While Smollett’s case was being scrutinized, journalist Andy Ngo compiled a list of falsely reported hate crimes in America. His compilation includes more than 80 incidents from 2015 to the present, in which individuals fabricated claims that they were the targets of hate.

They include Muslims who claimed Trump supporters removed their hijabs, Americans who tagged public spaces with pro-Ku Klux Klan or anti-Semitic graffiti and claimed the messages were left by hateful right-wingers, and black Americans who claimed to have received hateful and threatening notes penned by racist conservatives, among others. Commentary on some of these false incidents, including an article written by the formerly well-respected Washington Post editorial board, was “used…to spite Trump,” according to Ngo.

While scouring for evidence that Trump and his supporters were out in force, spreading their toxic hate, journalists discovered evidence in January that really got the hate train moving. A video that quickly went viral shows Covington Catholic High School boys, many in Make America Great Again hats, waiting on their bus, smiling and chanting along as Native American activist Nathan Phillips steadily pounds his drum in their faces, and Black Hebrew Israelites launch vile verbal attacks. Those boys were transformed in the course of a news cycle into unredeemable white racists.

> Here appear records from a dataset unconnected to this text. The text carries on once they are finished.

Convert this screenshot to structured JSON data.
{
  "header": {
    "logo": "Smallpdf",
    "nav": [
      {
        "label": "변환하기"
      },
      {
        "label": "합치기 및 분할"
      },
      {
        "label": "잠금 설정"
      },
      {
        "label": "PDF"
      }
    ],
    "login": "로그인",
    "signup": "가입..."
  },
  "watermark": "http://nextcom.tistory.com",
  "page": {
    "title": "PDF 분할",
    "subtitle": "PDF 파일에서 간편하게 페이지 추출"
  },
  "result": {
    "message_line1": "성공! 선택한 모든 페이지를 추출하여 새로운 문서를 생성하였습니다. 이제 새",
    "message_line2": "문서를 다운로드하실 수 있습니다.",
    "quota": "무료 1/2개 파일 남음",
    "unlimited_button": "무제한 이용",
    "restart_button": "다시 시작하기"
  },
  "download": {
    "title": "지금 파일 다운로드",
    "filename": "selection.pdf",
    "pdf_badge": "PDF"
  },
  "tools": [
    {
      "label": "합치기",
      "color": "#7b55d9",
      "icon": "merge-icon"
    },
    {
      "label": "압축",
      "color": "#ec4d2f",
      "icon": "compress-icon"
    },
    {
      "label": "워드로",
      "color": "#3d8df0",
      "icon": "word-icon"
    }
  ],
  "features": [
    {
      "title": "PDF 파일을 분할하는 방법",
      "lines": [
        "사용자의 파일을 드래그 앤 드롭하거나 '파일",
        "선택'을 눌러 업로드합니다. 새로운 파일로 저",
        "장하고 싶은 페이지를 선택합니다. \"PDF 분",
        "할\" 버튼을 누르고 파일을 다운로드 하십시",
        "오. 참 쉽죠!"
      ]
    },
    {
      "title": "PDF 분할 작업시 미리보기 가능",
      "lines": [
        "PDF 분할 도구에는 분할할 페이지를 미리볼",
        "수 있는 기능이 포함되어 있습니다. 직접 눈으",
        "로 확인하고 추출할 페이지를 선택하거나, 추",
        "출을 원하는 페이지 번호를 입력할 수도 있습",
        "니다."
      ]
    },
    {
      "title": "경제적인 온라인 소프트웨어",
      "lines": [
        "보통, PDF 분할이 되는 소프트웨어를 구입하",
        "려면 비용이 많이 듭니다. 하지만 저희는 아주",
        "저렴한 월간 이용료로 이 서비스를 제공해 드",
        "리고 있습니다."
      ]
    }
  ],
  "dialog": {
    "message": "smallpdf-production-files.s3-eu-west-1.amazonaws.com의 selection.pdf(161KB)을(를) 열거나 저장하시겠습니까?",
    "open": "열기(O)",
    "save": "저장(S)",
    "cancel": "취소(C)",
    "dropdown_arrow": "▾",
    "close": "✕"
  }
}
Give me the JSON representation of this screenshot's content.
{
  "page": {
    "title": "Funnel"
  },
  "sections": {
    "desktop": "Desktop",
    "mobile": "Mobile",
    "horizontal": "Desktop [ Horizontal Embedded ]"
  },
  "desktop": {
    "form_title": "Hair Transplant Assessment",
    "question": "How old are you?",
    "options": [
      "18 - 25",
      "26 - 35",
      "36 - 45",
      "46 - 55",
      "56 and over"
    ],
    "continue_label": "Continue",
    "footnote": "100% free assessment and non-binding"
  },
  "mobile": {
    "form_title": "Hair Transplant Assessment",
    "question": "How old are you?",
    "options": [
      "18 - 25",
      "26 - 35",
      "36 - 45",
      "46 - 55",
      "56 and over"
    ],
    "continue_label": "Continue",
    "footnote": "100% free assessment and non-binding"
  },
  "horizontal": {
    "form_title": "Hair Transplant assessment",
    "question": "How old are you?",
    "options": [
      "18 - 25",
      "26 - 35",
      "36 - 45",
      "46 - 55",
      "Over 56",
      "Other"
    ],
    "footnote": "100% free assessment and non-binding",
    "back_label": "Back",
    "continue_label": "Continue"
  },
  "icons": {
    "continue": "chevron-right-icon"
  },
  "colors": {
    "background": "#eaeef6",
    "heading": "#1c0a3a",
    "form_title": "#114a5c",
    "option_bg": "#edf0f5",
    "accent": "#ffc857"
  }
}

Twitter swarmed with leftist elites lambasting the boys and suggesting, among other things, throwing them into a wood chipper. By the time additional footage, and the truth, emerged, the damage to the boys’ reputations was irreparable.

Inspiring Hatred Isn’t the Media’s Job

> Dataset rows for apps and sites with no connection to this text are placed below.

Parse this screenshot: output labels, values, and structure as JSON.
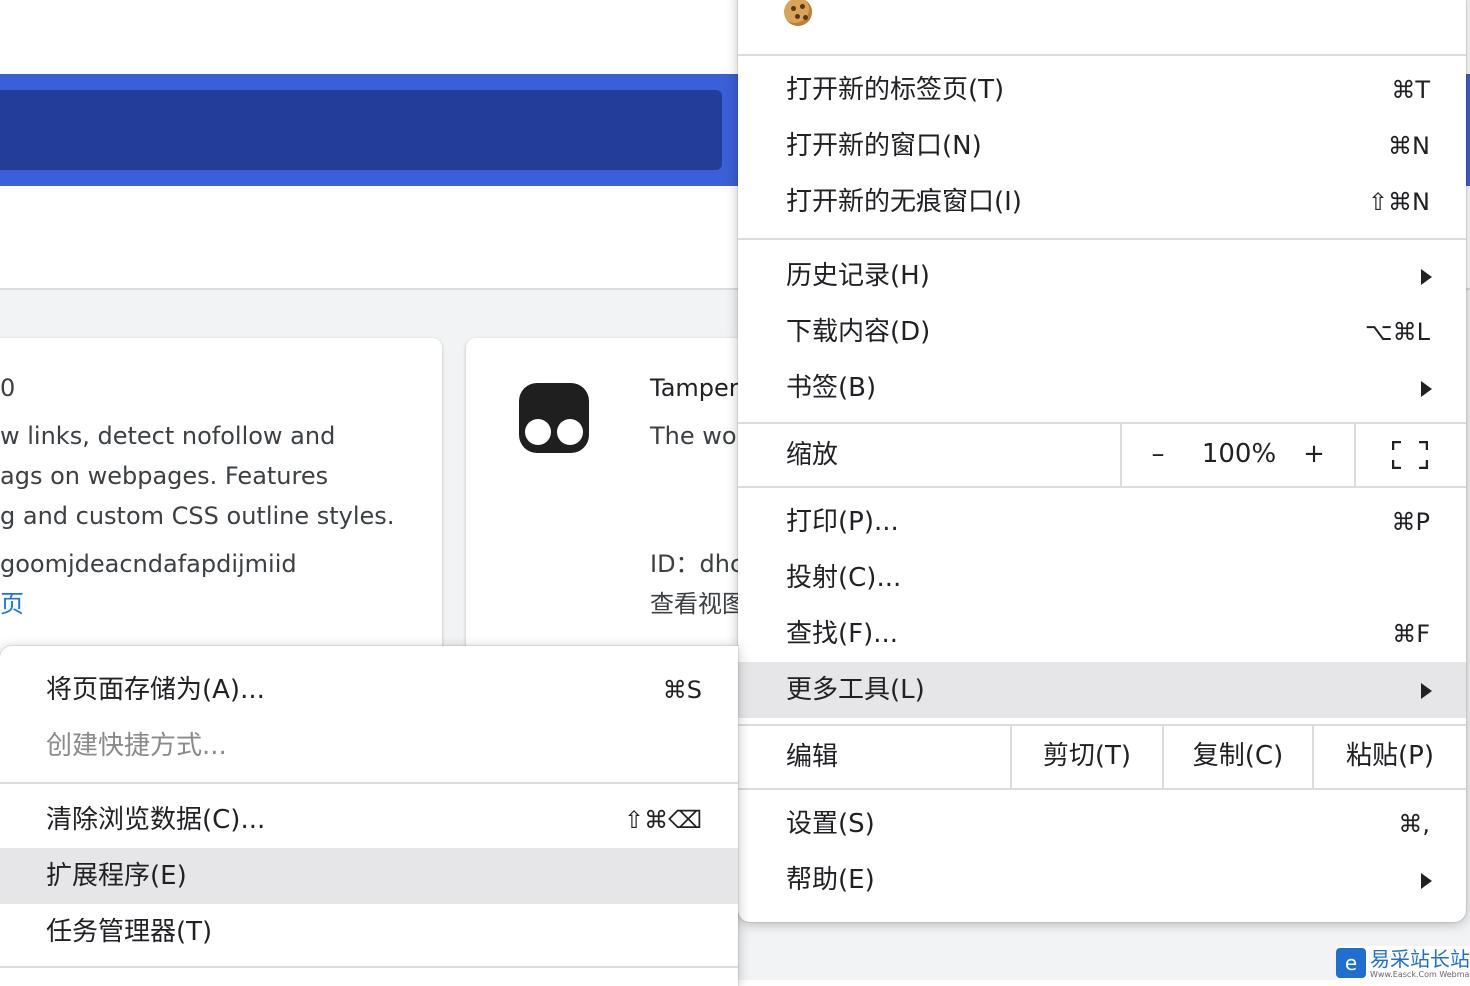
{
  "page": {
    "card_a": {
      "title_fragment": "0",
      "desc_lines": [
        "w links, detect nofollow and",
        "ags on webpages. Features",
        "g and custom CSS outline styles."
      ],
      "id_fragment": "goomjdeacndafapdijmiid",
      "link_fragment": "页"
    },
    "card_b": {
      "title_fragment": "Tamper",
      "desc_fragment": "The wor",
      "id_fragment": "ID：dhc",
      "link_fragment": "查看视图"
    }
  },
  "main_menu": {
    "cookie_icon": "cookie-icon",
    "items": [
      {
        "label": "打开新的标签页(T)",
        "shortcut": "⌘T"
      },
      {
        "label": "打开新的窗口(N)",
        "shortcut": "⌘N"
      },
      {
        "label": "打开新的无痕窗口(I)",
        "shortcut": "⇧⌘N"
      },
      {
        "label": "历史记录(H)",
        "shortcut": ""
      },
      {
        "label": "下载内容(D)",
        "shortcut": "⌥⌘L"
      },
      {
        "label": "书签(B)",
        "shortcut": ""
      },
      {
        "label": "打印(P)...",
        "shortcut": "⌘P"
      },
      {
        "label": "投射(C)...",
        "shortcut": ""
      },
      {
        "label": "查找(F)...",
        "shortcut": "⌘F"
      },
      {
        "label": "更多工具(L)",
        "shortcut": ""
      },
      {
        "label": "设置(S)",
        "shortcut": "⌘,"
      },
      {
        "label": "帮助(E)",
        "shortcut": ""
      }
    ],
    "zoom": {
      "label": "缩放",
      "minus": "–",
      "value": "100%",
      "plus": "+"
    },
    "edit": {
      "label": "编辑",
      "cut": "剪切(T)",
      "copy": "复制(C)",
      "paste": "粘贴(P)"
    }
  },
  "sub_menu": {
    "items": [
      {
        "label": "将页面存储为(A)...",
        "shortcut": "⌘S"
      },
      {
        "label": "创建快捷方式...",
        "shortcut": ""
      },
      {
        "label": "清除浏览数据(C)...",
        "shortcut": "⇧⌘⌫"
      },
      {
        "label": "扩展程序(E)",
        "shortcut": ""
      },
      {
        "label": "任务管理器(T)",
        "shortcut": ""
      }
    ]
  },
  "watermark": {
    "text": "易采站长站",
    "sub": "Www.Easck.Com Webmaster"
  }
}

In the court of public opinion, the president and those who support him continue to be charged for their supposed hate. Getting short shrift in the news are those attackers who appear to fall outside the realm of Trump voters.

They include former Democratic volunteer James Polite, who set fires at four Williamsburg Jewish institutions and defaced a Brooklyn synagogue with graffiti reading “Kill All Jews” on November 1. They include a transgender black woman, likely the same suspected in a string of pepper spray attacks in Manhattan, who asked one of her victims whether she was white before pepper-spraying her and her companion’s faces in the Bronx on March 8. They also include the two Tulane University students and one Brown University student who set fire to the Tulane University dorm room door of a Turning Point USA representative and member of Young Americans for Liberty on March 23.

The media circus before, during, and after the 2016 elections has affected every conservative I know. We all have a story. For some, it’s a tale of hiding their political feelings or support for the president out of fear of being ostracized by their peers, many of whom have suddenly been politically mobilized and are out for blood.

Others, like me, who have declared ourselves conservatives or Trump supporters have faced public scrutiny and disgust. We have withstood verbal attacks in bars, at work, over the holiday table, and online, at the hands of friends, colleagues, complete strangers, and family members. There’s a reckoning coming for people who voted for Trump, I was told at Christmas.

On the contrary, a reckoning should be coming for a media which, in pursuit of a smoking gun that would validate their discontent with the president, used trumped-up and downright false information to lead Americans into hating their friends and loved ones.

Unfortunately, Attkisson has another thing right. “Judging by the recent past,” she writes, “apologies are not likely forthcoming.”

Beth Bailey is a civilian intelligence analyst turned freelance writer in southeast Michigan. Her work can be found in the Washington Examiner and the Detroit News.

Copyright © 2019 The Federalist, a wholly independent division of FDRLST Media, All Rights Reserved.